==== Source data

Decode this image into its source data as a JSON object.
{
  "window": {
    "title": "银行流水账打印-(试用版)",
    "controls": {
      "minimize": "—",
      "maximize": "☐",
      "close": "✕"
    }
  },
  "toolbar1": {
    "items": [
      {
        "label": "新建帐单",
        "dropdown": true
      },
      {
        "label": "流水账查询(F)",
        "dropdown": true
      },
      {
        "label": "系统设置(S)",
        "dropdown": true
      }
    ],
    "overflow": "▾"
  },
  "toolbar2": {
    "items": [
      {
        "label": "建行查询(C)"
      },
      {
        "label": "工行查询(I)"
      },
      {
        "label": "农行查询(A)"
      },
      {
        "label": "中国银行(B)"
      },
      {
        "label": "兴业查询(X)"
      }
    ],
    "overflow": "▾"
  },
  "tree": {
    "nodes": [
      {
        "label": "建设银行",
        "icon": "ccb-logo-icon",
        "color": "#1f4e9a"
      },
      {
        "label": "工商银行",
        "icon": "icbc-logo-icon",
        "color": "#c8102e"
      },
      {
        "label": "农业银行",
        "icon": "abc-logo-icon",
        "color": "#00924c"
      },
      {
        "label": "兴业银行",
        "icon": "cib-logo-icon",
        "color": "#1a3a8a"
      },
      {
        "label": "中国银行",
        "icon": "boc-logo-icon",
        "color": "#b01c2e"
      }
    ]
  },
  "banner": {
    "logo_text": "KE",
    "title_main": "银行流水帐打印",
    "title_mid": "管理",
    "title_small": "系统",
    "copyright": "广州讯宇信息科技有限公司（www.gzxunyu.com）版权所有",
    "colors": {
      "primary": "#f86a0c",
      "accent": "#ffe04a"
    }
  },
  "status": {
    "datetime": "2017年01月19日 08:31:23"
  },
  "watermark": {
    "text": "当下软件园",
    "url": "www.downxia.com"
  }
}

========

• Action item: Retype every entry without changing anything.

• Answer for this exercise:
Decode this image into its source data as a JSON object.
{
  "window": {
    "title": "银行流水账打印-(试用版)",
    "controls": {
      "minimize": "—",
      "maximize": "☐",
      "close": "✕"
    }
  },
  "toolbar1": {
    "items": [
      {
        "label": "新建帐单",
        "dropdown": true
      },
      {
        "label": "流水账查询(F)",
        "dropdown": true
      },
      {
        "label": "系统设置(S)",
        "dropdown": true
      }
    ],
    "overflow": "▾"
  },
  "toolbar2": {
    "items": [
      {
        "label": "建行查询(C)"
      },
      {
        "label": "工行查询(I)"
      },
      {
        "label": "农行查询(A)"
      },
      {
        "label": "中国银行(B)"
      },
      {
        "label": "兴业查询(X)"
      }
    ],
    "overflow": "▾"
  },
  "tree": {
    "nodes": [
      {
        "label": "建设银行",
        "icon": "ccb-logo-icon",
        "color": "#1f4e9a"
      },
      {
        "label": "工商银行",
        "icon": "icbc-logo-icon",
        "color": "#c8102e"
      },
      {
        "label": "农业银行",
        "icon": "abc-logo-icon",
        "color": "#00924c"
      },
      {
        "label": "兴业银行",
        "icon": "cib-logo-icon",
        "color": "#1a3a8a"
      },
      {
        "label": "中国银行",
        "icon": "boc-logo-icon",
        "color": "#b01c2e"
      }
    ]
  },
  "banner": {
    "logo_text": "KE",
    "title_main": "银行流水帐打印",
    "title_mid": "管理",
    "title_small": "系统",
    "copyright": "广州讯宇信息科技有限公司（www.gzxunyu.com）版权所有",
    "colors": {
      "primary": "#f86a0c",
      "accent": "#ffe04a"
    }
  },
  "status": {
    "datetime": "2017年01月19日 08:31:23"
  },
  "watermark": {
    "text": "当下软件园",
    "url": "www.downxia.com"
  }
}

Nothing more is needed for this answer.